_Exercise_
Please retype the records below exactly as they appear, leaving out every picture.

Excerpted data START

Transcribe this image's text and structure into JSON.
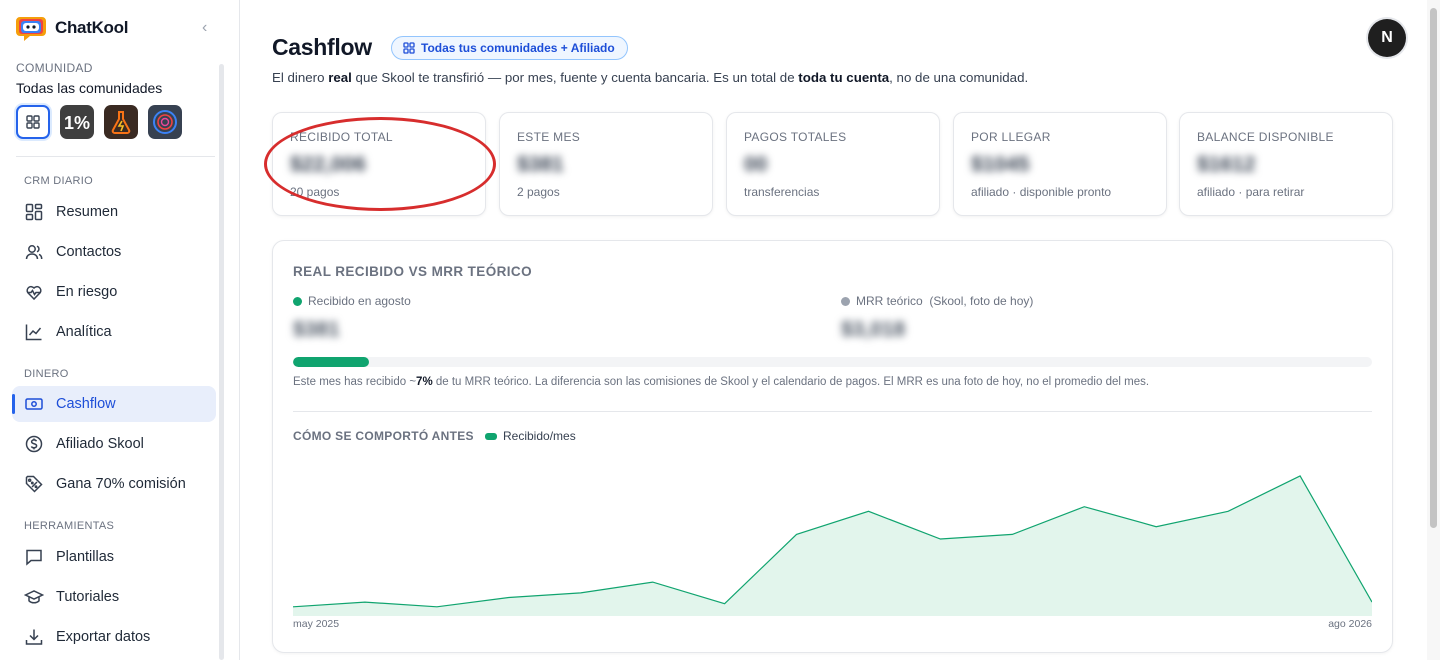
{
  "app": {
    "name": "ChatKool"
  },
  "sidebar": {
    "community_label": "COMUNIDAD",
    "community_name": "Todas las comunidades",
    "communities": [
      {
        "icon": "grid-icon",
        "selected": true
      },
      {
        "icon": "one-percent-logo",
        "selected": false
      },
      {
        "icon": "flask-logo",
        "selected": false
      },
      {
        "icon": "circle-logo",
        "selected": false
      }
    ],
    "sections": [
      {
        "title": "CRM DIARIO",
        "items": [
          "Resumen",
          "Contactos",
          "En riesgo",
          "Analítica"
        ]
      },
      {
        "title": "DINERO",
        "items": [
          "Cashflow",
          "Afiliado Skool",
          "Gana 70% comisión"
        ]
      },
      {
        "title": "HERRAMIENTAS",
        "items": [
          "Plantillas",
          "Tutoriales",
          "Exportar datos"
        ]
      }
    ],
    "active_item": "Cashflow"
  },
  "header": {
    "title": "Cashflow",
    "scope_pill": "Todas tus comunidades + Afiliado",
    "subtitle_1": "El dinero ",
    "subtitle_bold_1": "real",
    "subtitle_2": " que Skool te transfirió — por mes, fuente y cuenta bancaria. Es un total de ",
    "subtitle_bold_2": "toda tu cuenta",
    "subtitle_3": ", no de una comunidad.",
    "avatar_initial": "N"
  },
  "stats": [
    {
      "label": "RECIBIDO TOTAL",
      "value": "$22,006",
      "sub": "20 pagos"
    },
    {
      "label": "ESTE MES",
      "value": "$381",
      "sub": "2 pagos"
    },
    {
      "label": "PAGOS TOTALES",
      "value": "00",
      "sub": "transferencias"
    },
    {
      "label": "POR LLEGAR",
      "value": "$1045",
      "sub": "afiliado · disponible pronto"
    },
    {
      "label": "BALANCE DISPONIBLE",
      "value": "$1612",
      "sub": "afiliado · para retirar"
    }
  ],
  "panel": {
    "title": "REAL RECIBIDO VS MRR TEÓRICO",
    "received_label": "Recibido en agosto",
    "received_value": "$381",
    "mrr_label": "MRR teórico  (Skool, foto de hoy)",
    "mrr_value": "$3,018",
    "progress_fraction": 0.07,
    "note_1": "Este mes has recibido ~",
    "note_bold": "7%",
    "note_2": " de tu MRR teórico. La diferencia son las comisiones de Skool y el calendario de pagos. El MRR es una foto de hoy, no el promedio del mes.",
    "history_title": "CÓMO SE COMPORTÓ ANTES",
    "history_legend": "Recibido/mes",
    "x_start_label": "may 2025",
    "x_end_label": "ago 2026"
  },
  "colors": {
    "accent": "#2563eb",
    "green": "#10a46f",
    "annotation": "#d72d2d"
  },
  "chart_data": {
    "type": "area",
    "x": [
      "may 2025",
      "jun 2025",
      "jul 2025",
      "ago 2025",
      "sep 2025",
      "oct 2025",
      "nov 2025",
      "dic 2025",
      "ene 2026",
      "feb 2026",
      "mar 2026",
      "abr 2026",
      "may 2026",
      "jun 2026",
      "jul 2026",
      "ago 2026"
    ],
    "series": [
      {
        "name": "Recibido/mes",
        "values": [
          6,
          9,
          6,
          12,
          15,
          22,
          8,
          53,
          68,
          50,
          53,
          71,
          58,
          68,
          91,
          9
        ]
      }
    ],
    "ylim": [
      0,
      100
    ],
    "xlabel": "",
    "ylabel": "",
    "grid": false,
    "legend": "top-left"
  }
}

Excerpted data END

_Answer to this exercise_
Transcribe this image's text and structure into JSON.
{
  "app": {
    "name": "ChatKool"
  },
  "sidebar": {
    "community_label": "COMUNIDAD",
    "community_name": "Todas las comunidades",
    "communities": [
      {
        "icon": "grid-icon",
        "selected": true
      },
      {
        "icon": "one-percent-logo",
        "selected": false
      },
      {
        "icon": "flask-logo",
        "selected": false
      },
      {
        "icon": "circle-logo",
        "selected": false
      }
    ],
    "sections": [
      {
        "title": "CRM DIARIO",
        "items": [
          "Resumen",
          "Contactos",
          "En riesgo",
          "Analítica"
        ]
      },
      {
        "title": "DINERO",
        "items": [
          "Cashflow",
          "Afiliado Skool",
          "Gana 70% comisión"
        ]
      },
      {
        "title": "HERRAMIENTAS",
        "items": [
          "Plantillas",
          "Tutoriales",
          "Exportar datos"
        ]
      }
    ],
    "active_item": "Cashflow"
  },
  "header": {
    "title": "Cashflow",
    "scope_pill": "Todas tus comunidades + Afiliado",
    "subtitle_1": "El dinero ",
    "subtitle_bold_1": "real",
    "subtitle_2": " que Skool te transfirió — por mes, fuente y cuenta bancaria. Es un total de ",
    "subtitle_bold_2": "toda tu cuenta",
    "subtitle_3": ", no de una comunidad.",
    "avatar_initial": "N"
  },
  "stats": [
    {
      "label": "RECIBIDO TOTAL",
      "value": "$22,006",
      "sub": "20 pagos"
    },
    {
      "label": "ESTE MES",
      "value": "$381",
      "sub": "2 pagos"
    },
    {
      "label": "PAGOS TOTALES",
      "value": "00",
      "sub": "transferencias"
    },
    {
      "label": "POR LLEGAR",
      "value": "$1045",
      "sub": "afiliado · disponible pronto"
    },
    {
      "label": "BALANCE DISPONIBLE",
      "value": "$1612",
      "sub": "afiliado · para retirar"
    }
  ],
  "panel": {
    "title": "REAL RECIBIDO VS MRR TEÓRICO",
    "received_label": "Recibido en agosto",
    "received_value": "$381",
    "mrr_label": "MRR teórico  (Skool, foto de hoy)",
    "mrr_value": "$3,018",
    "progress_fraction": 0.07,
    "note_1": "Este mes has recibido ~",
    "note_bold": "7%",
    "note_2": " de tu MRR teórico. La diferencia son las comisiones de Skool y el calendario de pagos. El MRR es una foto de hoy, no el promedio del mes.",
    "history_title": "CÓMO SE COMPORTÓ ANTES",
    "history_legend": "Recibido/mes",
    "x_start_label": "may 2025",
    "x_end_label": "ago 2026"
  },
  "colors": {
    "accent": "#2563eb",
    "green": "#10a46f",
    "annotation": "#d72d2d"
  },
  "chart_data": {
    "type": "area",
    "x": [
      "may 2025",
      "jun 2025",
      "jul 2025",
      "ago 2025",
      "sep 2025",
      "oct 2025",
      "nov 2025",
      "dic 2025",
      "ene 2026",
      "feb 2026",
      "mar 2026",
      "abr 2026",
      "may 2026",
      "jun 2026",
      "jul 2026",
      "ago 2026"
    ],
    "series": [
      {
        "name": "Recibido/mes",
        "values": [
          6,
          9,
          6,
          12,
          15,
          22,
          8,
          53,
          68,
          50,
          53,
          71,
          58,
          68,
          91,
          9
        ]
      }
    ],
    "ylim": [
      0,
      100
    ],
    "xlabel": "",
    "ylabel": "",
    "grid": false,
    "legend": "top-left"
  }
}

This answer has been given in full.